School must be about more than learning the alphabet
Old-timers usually tire younger people with tales from the past because they tend to embellish history.
They are not, however, imagining the old-time discipline in public schools. Good or bad, those in-school whippings were real and so were those that students received at home because the principal gave them licks at school.
Discipline continues to be an issue in schools, and many parents automatically take the side of their children in misbehaving incidents.
That is only a symptom of the changed relationship between schools, students and parents. Many students get no direction at home.
Many students grow up in unstable families where brothers and sisters have different fathers and where the family is in a constant battle with poverty.
Like it or not, public schools offer the only structure in these students' lives because parents don't do their job, sometimes because they, too, lacked proper leadership while growing up.

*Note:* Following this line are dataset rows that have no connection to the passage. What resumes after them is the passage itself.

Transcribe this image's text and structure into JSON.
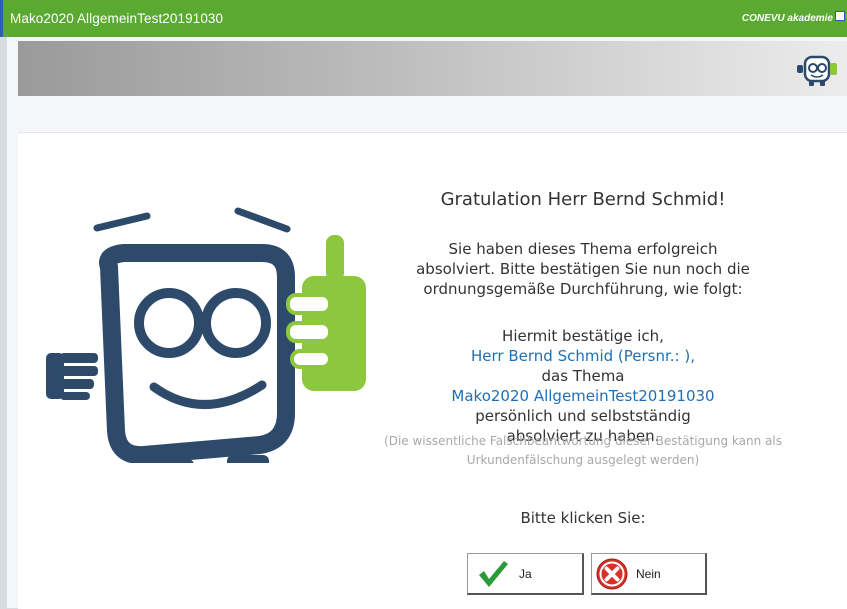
{
  "window": {
    "title": "Mako2020 AllgemeinTest20191030",
    "brand": "CONEVU akademie"
  },
  "content": {
    "heading": "Gratulation Herr Bernd Schmid!",
    "intro": [
      "Sie haben dieses Thema erfolgreich",
      "absolviert. Bitte bestätigen Sie nun noch die",
      "ordnungsgemäße Durchführung, wie folgt:"
    ],
    "confirm_line1": "Hiermit bestätige ich,",
    "person": "Herr Bernd Schmid (Persnr.: ),",
    "confirm_line3": "das Thema",
    "topic": "Mako2020 AllgemeinTest20191030",
    "confirm_line5": "persönlich und selbstständig",
    "confirm_line6": "absolviert zu haben.",
    "note_line1": "(Die wissentliche Falschbeantwortung dieser Bestätigung kann als",
    "note_line2": "Urkundenfälschung ausgelegt werden)",
    "prompt": "Bitte klicken Sie:"
  },
  "buttons": {
    "yes_label": "Ja",
    "no_label": "Nein"
  },
  "icons": {
    "yes": "checkmark-icon",
    "no": "red-x-icon",
    "logo": "conevu-mascot-logo"
  },
  "colors": {
    "titlebar": "#5aaa32",
    "accent_blue": "#1f6fb5",
    "mascot_navy": "#2d4a6b",
    "mascot_green": "#8dc63f"
  }
}
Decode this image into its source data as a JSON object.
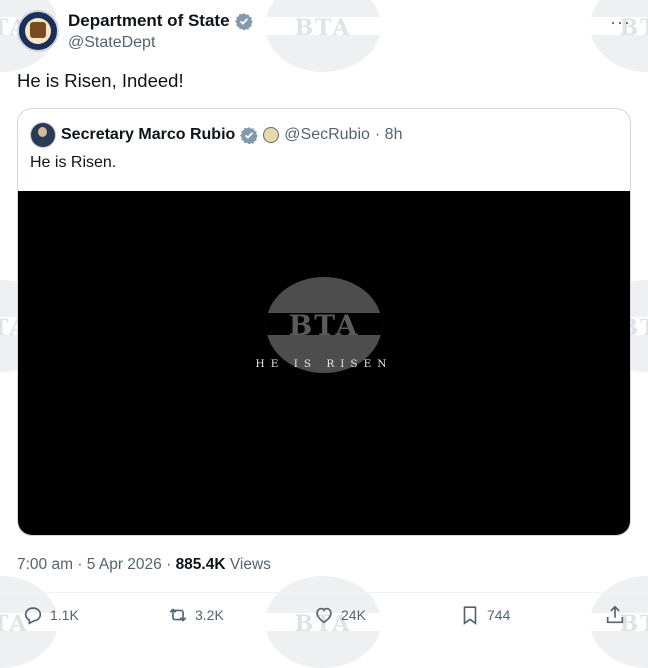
{
  "author": {
    "display_name": "Department of State",
    "handle": "@StateDept"
  },
  "tweet_text": "He is Risen, Indeed!",
  "quote": {
    "display_name": "Secretary Marco Rubio",
    "handle": "@SecRubio",
    "time_ago": "· 8h",
    "text": "He is Risen.",
    "video_title": "HE IS RISEN",
    "video_watermark": "BTA"
  },
  "meta": {
    "time": "7:00 am",
    "date": "5 Apr 2026",
    "views_count": "885.4K",
    "views_label": "Views"
  },
  "actions": {
    "replies": "1.1K",
    "reposts": "3.2K",
    "likes": "24K",
    "bookmarks": "744"
  },
  "watermark_text": "BTA",
  "colors": {
    "verified": "#829aab",
    "text": "#0f1419",
    "secondary": "#536471",
    "border": "#cfd9de"
  }
}
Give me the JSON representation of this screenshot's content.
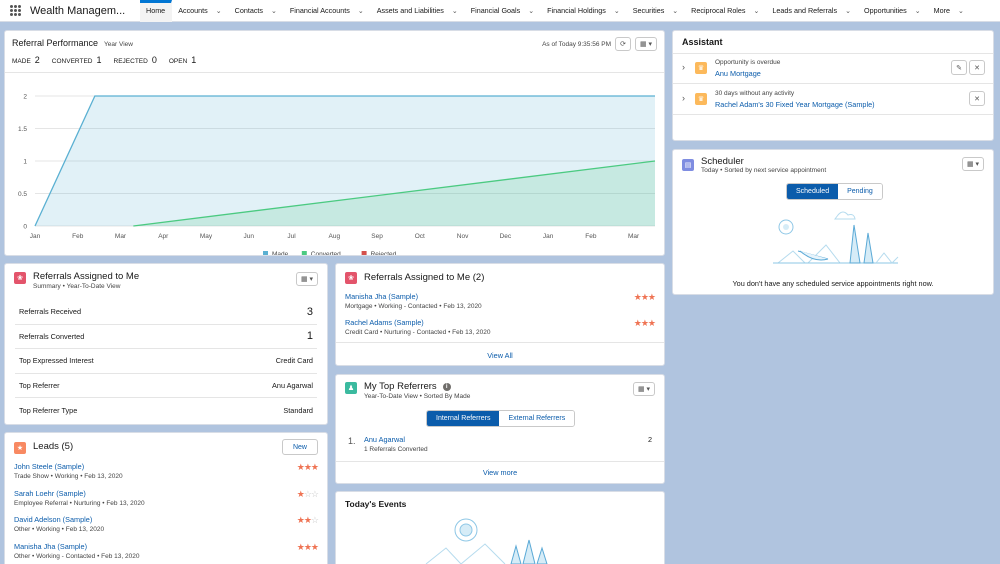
{
  "nav": {
    "app_name": "Wealth Managem...",
    "tabs": [
      {
        "label": "Home",
        "active": true,
        "dropdown": false
      },
      {
        "label": "Accounts",
        "dropdown": true
      },
      {
        "label": "Contacts",
        "dropdown": true
      },
      {
        "label": "Financial Accounts",
        "dropdown": true
      },
      {
        "label": "Assets and Liabilities",
        "dropdown": true
      },
      {
        "label": "Financial Goals",
        "dropdown": true
      },
      {
        "label": "Financial Holdings",
        "dropdown": true
      },
      {
        "label": "Securities",
        "dropdown": true
      },
      {
        "label": "Reciprocal Roles",
        "dropdown": true
      },
      {
        "label": "Leads and Referrals",
        "dropdown": true
      },
      {
        "label": "Opportunities",
        "dropdown": true
      },
      {
        "label": "More",
        "dropdown": true
      }
    ]
  },
  "referral_performance": {
    "title": "Referral Performance",
    "view": "Year View",
    "as_of": "As of Today 9:35:56 PM",
    "stats": [
      {
        "label": "MADE",
        "value": "2"
      },
      {
        "label": "CONVERTED",
        "value": "1"
      },
      {
        "label": "REJECTED",
        "value": "0"
      },
      {
        "label": "OPEN",
        "value": "1"
      }
    ]
  },
  "chart_data": {
    "type": "area",
    "x": [
      "Jan",
      "Feb",
      "Mar",
      "Apr",
      "May",
      "Jun",
      "Jul",
      "Aug",
      "Sep",
      "Oct",
      "Nov",
      "Dec",
      "Jan",
      "Feb",
      "Mar"
    ],
    "ylim": [
      0,
      2
    ],
    "yticks": [
      "0",
      "0.5",
      "1",
      "1.5",
      "2"
    ],
    "series": [
      {
        "name": "Made",
        "color": "#5ab0d2",
        "points": [
          [
            0,
            0
          ],
          [
            1.4,
            2
          ],
          [
            14.5,
            2
          ]
        ]
      },
      {
        "name": "Converted",
        "color": "#4bca81",
        "points": [
          [
            2.3,
            0
          ],
          [
            14.5,
            1
          ]
        ]
      },
      {
        "name": "Rejected",
        "color": "#d4504c",
        "points": []
      }
    ],
    "legend_position": "bottom"
  },
  "assistant": {
    "title": "Assistant",
    "items": [
      {
        "caption": "Opportunity is overdue",
        "link": "Anu Mortgage"
      },
      {
        "caption": "30 days without any activity",
        "link": "Rachel Adam's 30 Fixed Year Mortgage (Sample)"
      }
    ]
  },
  "scheduler": {
    "title": "Scheduler",
    "subtitle": "Today  •  Sorted by next service appointment",
    "tab_scheduled": "Scheduled",
    "tab_pending": "Pending",
    "empty": "You don't have any scheduled service appointments right now."
  },
  "ref_summary": {
    "title": "Referrals Assigned to Me",
    "subtitle": "Summary  •  Year-To-Date View",
    "rows": [
      {
        "label": "Referrals Received",
        "value": "3",
        "big": true
      },
      {
        "label": "Referrals Converted",
        "value": "1",
        "big": true
      },
      {
        "label": "Top Expressed Interest",
        "value": "Credit Card"
      },
      {
        "label": "Top Referrer",
        "value": "Anu Agarwal"
      },
      {
        "label": "Top Referrer Type",
        "value": "Standard"
      }
    ]
  },
  "ref_list": {
    "title": "Referrals Assigned to Me (2)",
    "items": [
      {
        "name": "Manisha Jha (Sample)",
        "meta": "Mortgage  •  Working - Contacted  •  Feb 13, 2020",
        "stars": 3
      },
      {
        "name": "Rachel Adams (Sample)",
        "meta": "Credit Card  •  Nurturing - Contacted  •  Feb 13, 2020",
        "stars": 3
      }
    ],
    "view_all": "View All"
  },
  "top_referrers": {
    "title": "My Top Referrers",
    "subtitle": "Year-To-Date View  •  Sorted By Made",
    "tab_internal": "Internal Referrers",
    "tab_external": "External Referrers",
    "items": [
      {
        "rank": "1.",
        "name": "Anu Agarwal",
        "meta": "1 Referrals Converted",
        "count": "2"
      }
    ],
    "view_more": "View more"
  },
  "leads": {
    "title": "Leads (5)",
    "new_label": "New",
    "items": [
      {
        "name": "John Steele (Sample)",
        "meta": "Trade Show  •  Working  •  Feb 13, 2020",
        "stars": 3
      },
      {
        "name": "Sarah Loehr (Sample)",
        "meta": "Employee Referral  •  Nurturing  •  Feb 13, 2020",
        "stars": 1
      },
      {
        "name": "David Adelson (Sample)",
        "meta": "Other  •  Working  •  Feb 13, 2020",
        "stars": 2
      },
      {
        "name": "Manisha Jha (Sample)",
        "meta": "Other  •  Working - Contacted  •  Feb 13, 2020",
        "stars": 3
      }
    ]
  },
  "events": {
    "title": "Today's Events"
  }
}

Students come to school with unresolved financial, emotional and psychological conflicts because there is no help at home.
It is against that changing role of public education that the Decatur school board is considering a program to put advocates in schools to help these students and their families. Sure, it sounds like another layer of bureaucracy, and probably is. Yet, school board members, administrators and teachers see the need for doing at school what parents are not doing at home.
"There are some things not even the most skilled teacher is trained to deal with," explained Superintendent Sam Houston. Teachers, he said, are not social workers.
The advocates' jobs would be to connect students and their families with agencies that already exist to help.
The school board would like to start a pilot program. Doing so sounds all too familiar, yet the potential success can outweigh the expense.
Schools have become the surrogate parents of many children out of necessity.